Exercise
Check each line below for "plus" and say how many have it, with no other words.

Stored data
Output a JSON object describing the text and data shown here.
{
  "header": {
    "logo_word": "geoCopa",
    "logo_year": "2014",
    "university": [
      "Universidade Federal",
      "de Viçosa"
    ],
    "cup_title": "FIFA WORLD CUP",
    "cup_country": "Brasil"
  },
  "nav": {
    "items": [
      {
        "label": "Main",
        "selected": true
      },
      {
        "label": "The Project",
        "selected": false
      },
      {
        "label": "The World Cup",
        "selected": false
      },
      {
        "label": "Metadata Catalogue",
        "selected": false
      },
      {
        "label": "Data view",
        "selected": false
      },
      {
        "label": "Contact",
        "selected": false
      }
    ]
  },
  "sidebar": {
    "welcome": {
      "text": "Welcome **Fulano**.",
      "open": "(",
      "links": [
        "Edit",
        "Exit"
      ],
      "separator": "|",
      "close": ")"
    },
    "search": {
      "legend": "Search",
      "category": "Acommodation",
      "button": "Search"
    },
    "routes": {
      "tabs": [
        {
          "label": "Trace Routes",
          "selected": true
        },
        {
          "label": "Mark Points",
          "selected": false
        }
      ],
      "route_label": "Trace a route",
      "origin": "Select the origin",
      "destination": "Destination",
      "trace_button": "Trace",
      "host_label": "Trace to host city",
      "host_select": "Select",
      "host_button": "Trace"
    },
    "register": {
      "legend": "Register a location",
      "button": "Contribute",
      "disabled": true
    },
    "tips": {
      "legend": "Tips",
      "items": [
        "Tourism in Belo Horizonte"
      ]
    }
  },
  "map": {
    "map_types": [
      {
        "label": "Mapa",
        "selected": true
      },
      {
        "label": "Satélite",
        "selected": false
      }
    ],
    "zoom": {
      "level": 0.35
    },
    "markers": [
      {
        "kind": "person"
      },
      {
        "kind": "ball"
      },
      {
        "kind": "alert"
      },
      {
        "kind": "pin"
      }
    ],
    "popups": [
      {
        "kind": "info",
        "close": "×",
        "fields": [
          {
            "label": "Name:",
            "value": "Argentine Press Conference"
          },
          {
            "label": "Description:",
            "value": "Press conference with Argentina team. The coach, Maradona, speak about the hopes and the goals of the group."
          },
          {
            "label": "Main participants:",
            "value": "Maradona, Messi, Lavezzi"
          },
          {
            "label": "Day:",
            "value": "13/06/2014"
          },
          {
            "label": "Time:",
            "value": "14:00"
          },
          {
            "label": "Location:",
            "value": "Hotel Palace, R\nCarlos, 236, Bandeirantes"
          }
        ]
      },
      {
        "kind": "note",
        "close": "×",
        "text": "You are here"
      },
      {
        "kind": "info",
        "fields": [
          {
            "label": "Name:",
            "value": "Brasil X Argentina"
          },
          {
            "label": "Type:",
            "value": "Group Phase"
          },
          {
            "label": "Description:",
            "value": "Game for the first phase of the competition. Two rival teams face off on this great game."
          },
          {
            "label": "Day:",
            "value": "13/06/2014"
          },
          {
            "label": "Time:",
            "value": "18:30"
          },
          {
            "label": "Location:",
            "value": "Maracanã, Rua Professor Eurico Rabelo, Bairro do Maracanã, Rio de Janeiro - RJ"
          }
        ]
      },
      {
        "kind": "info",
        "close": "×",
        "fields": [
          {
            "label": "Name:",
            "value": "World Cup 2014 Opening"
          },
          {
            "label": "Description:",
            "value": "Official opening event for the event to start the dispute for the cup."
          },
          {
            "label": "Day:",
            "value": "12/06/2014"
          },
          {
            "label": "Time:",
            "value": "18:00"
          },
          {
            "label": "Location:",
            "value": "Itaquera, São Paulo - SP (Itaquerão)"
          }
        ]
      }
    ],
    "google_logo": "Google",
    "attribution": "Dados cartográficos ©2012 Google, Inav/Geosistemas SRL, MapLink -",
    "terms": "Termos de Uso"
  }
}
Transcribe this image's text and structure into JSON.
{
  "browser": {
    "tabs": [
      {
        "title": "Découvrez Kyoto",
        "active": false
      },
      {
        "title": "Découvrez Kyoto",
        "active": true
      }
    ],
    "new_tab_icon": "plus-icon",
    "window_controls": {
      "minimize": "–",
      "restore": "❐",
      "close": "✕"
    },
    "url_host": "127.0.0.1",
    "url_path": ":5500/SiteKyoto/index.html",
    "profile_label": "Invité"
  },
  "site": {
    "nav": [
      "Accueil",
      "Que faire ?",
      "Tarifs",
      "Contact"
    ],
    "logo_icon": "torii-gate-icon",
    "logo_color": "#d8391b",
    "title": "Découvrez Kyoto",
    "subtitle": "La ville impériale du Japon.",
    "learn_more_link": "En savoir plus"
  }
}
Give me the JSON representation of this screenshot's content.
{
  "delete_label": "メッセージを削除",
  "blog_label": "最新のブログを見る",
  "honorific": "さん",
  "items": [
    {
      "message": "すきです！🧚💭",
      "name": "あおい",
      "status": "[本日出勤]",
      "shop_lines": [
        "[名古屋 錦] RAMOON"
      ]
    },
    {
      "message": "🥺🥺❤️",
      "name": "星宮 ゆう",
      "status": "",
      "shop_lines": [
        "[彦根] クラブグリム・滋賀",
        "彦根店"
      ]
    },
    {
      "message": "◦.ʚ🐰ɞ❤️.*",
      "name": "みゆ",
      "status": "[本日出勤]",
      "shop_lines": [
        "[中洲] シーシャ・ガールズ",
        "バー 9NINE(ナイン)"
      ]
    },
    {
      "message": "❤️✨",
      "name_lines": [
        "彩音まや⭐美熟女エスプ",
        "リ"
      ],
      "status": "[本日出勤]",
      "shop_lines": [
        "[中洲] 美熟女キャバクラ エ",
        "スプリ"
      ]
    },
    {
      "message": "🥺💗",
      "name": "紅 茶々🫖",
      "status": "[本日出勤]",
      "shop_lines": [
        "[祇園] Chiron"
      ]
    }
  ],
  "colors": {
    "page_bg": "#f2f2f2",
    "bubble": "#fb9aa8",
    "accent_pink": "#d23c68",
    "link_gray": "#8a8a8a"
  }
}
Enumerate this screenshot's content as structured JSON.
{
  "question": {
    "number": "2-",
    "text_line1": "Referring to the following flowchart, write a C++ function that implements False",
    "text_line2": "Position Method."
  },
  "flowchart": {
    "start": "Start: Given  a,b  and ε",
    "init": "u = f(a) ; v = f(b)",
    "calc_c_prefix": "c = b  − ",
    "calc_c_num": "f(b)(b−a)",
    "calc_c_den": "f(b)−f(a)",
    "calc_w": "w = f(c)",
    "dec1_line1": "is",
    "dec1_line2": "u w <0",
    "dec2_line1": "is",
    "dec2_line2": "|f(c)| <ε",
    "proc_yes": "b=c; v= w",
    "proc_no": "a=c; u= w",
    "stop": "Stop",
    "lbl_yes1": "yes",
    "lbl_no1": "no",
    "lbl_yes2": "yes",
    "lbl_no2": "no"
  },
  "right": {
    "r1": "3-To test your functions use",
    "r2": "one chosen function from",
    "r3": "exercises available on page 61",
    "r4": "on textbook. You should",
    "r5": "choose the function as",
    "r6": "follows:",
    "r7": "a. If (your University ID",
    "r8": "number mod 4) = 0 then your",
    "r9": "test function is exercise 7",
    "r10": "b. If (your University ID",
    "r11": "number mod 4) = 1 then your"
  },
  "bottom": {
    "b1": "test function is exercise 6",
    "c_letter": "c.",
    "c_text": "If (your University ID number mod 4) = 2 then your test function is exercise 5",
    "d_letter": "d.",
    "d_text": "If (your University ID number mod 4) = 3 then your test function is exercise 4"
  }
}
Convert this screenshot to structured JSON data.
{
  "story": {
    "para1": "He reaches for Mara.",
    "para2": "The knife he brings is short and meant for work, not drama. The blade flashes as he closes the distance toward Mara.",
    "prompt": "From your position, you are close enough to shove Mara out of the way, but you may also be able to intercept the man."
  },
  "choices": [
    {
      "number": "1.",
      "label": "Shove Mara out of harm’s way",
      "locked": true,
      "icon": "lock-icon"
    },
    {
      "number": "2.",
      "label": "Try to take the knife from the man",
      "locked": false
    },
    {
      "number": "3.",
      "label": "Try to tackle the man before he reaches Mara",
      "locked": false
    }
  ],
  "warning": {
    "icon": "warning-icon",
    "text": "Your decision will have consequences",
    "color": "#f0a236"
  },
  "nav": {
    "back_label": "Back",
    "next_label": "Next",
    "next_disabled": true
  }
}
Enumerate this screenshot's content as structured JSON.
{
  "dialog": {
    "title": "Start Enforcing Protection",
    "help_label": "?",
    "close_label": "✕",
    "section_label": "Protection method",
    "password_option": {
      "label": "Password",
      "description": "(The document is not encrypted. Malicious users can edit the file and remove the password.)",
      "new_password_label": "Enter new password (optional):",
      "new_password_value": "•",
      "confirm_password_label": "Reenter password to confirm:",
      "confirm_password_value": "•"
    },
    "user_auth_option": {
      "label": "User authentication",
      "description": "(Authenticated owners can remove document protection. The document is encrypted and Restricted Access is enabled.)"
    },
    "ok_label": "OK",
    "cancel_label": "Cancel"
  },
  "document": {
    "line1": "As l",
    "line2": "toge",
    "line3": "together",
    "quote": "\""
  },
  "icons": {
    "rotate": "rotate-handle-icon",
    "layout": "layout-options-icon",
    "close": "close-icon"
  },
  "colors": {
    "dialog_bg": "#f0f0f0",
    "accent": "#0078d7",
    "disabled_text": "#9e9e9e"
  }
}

Solution to this exercise
2